For the first time in history, machines are learning to see and thereby gain the many benefits that come with vision.Andrew McAfee and Erik Brynjolfsson
Several ongoing developments are driving the explosion in robotics, including an increase in available big data, improved algorithms, faster wireless technologies, powerful computing infrastructure now in the cloud, and digital hardware that is growing exponentially more effective every year.
People now build complex, subtle digital networks that serve individuals and the collective. Technological progress supports such decentralization, but any notion of complete decentralization is unrealistic and utopian.
Human abilities, excellent goods and services, and strong organizational capabilities remain essential to business success.Andrew McAfee and Erik Brynjolfsson
In the first machine age, corporate executives enable collaborations and formulate visions and goals. A company’s owners retain rights of control and decision-making authority. Companies of the second machine age are more egalitarian. They maintain high levels of transparency and use data to drive their management decisions. The oft-maligned nine-to-five office culture will survive, though in what form? Given that this book emerged before the COVID-19 pandemic, you may wonder how the authors would view today’s extremely decentralized work environment and what it augurs for the future.

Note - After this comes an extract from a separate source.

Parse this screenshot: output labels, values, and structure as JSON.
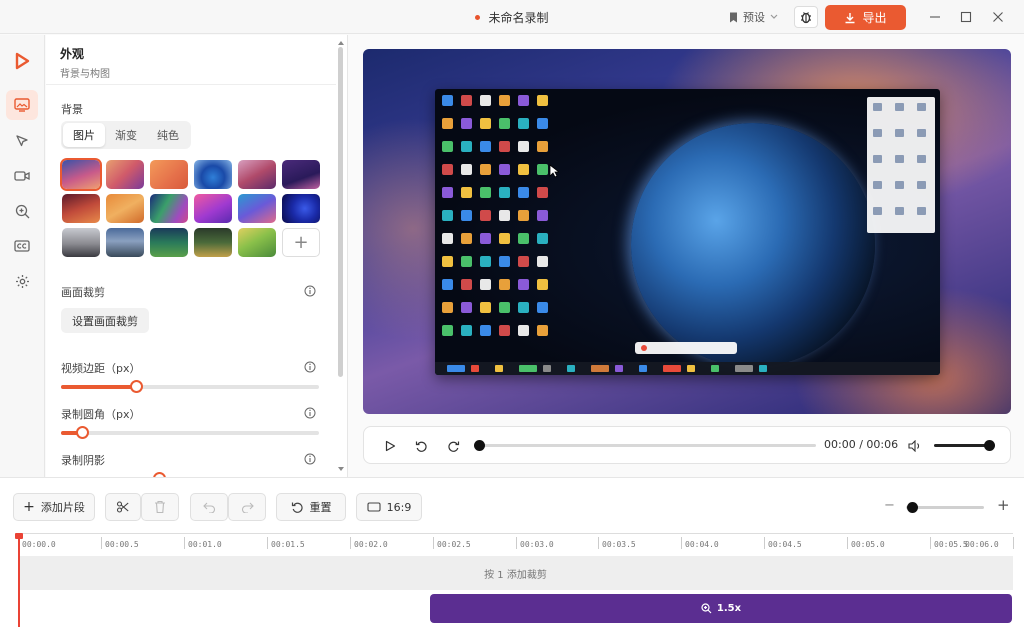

A work this dense featuring ideas and information both applicable to the world today and to the future invites lively debate. Some readers might find the authors’ historically informed balance of technological progress and economics – while often illuminating – confusing and even overwhelming. Their narrative tends to shift from place to place, moving, for example, from commentary on classical economists to discussions of the history of artificial intelligence. While McAfee and Brynjolfsson elide the question of human impact on the second machine age, they do a masterful job of illuminating the arc of technological history and its impact on society.
Erik Brynjolfsson and Andrew McAfee also co-authored The Second Machine Age and Race Against the Machine. Andrew McAfee also wrote More From Less and Enterprise 2.0.